--- START ---

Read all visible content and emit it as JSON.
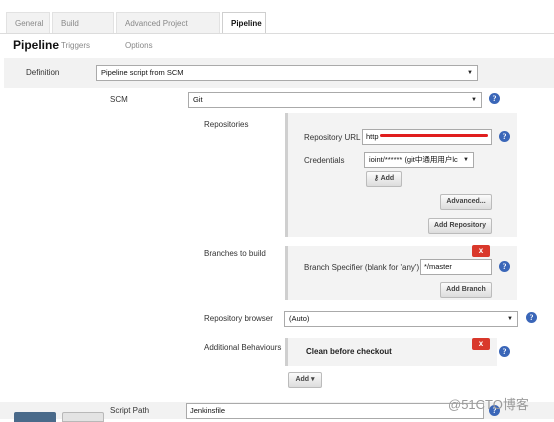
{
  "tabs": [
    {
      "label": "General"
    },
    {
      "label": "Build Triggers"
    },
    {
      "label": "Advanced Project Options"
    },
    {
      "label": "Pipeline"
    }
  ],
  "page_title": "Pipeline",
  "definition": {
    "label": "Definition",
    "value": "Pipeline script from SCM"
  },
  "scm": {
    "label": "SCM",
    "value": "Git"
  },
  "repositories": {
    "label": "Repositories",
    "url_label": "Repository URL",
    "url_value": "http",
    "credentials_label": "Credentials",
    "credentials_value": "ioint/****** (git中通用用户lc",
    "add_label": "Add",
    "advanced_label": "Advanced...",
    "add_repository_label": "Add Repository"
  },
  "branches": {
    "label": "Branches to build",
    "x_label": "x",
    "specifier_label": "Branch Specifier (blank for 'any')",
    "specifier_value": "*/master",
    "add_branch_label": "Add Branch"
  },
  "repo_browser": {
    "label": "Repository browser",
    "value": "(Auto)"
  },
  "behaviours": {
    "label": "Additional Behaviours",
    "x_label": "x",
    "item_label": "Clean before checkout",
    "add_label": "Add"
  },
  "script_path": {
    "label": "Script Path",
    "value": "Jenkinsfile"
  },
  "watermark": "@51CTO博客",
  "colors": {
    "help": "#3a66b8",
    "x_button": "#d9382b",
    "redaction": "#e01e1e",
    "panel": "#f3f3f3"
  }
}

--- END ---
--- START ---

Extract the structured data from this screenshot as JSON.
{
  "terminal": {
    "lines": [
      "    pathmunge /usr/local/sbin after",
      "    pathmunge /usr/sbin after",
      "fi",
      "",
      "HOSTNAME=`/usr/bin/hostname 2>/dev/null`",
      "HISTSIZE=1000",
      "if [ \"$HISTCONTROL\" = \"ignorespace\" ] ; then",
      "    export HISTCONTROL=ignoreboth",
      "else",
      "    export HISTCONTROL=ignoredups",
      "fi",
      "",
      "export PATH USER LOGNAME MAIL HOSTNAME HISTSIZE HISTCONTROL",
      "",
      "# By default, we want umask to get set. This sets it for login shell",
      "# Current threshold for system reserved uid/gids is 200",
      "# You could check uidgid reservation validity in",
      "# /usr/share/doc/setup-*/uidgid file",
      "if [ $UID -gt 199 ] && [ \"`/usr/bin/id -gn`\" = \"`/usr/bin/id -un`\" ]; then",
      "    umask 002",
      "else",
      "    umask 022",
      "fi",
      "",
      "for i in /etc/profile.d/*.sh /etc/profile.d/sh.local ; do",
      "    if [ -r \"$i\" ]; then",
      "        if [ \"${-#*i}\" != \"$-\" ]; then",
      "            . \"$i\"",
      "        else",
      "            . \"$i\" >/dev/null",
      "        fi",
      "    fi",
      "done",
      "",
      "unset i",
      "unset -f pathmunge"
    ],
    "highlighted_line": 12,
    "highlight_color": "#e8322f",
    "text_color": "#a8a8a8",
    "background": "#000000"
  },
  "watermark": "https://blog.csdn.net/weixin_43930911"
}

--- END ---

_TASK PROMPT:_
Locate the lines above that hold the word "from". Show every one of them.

_ANSWER FOR THIS EXERCISE:_
    "value": "Pipeline script from SCM"
Extract the structured data from this screenshot as JSON.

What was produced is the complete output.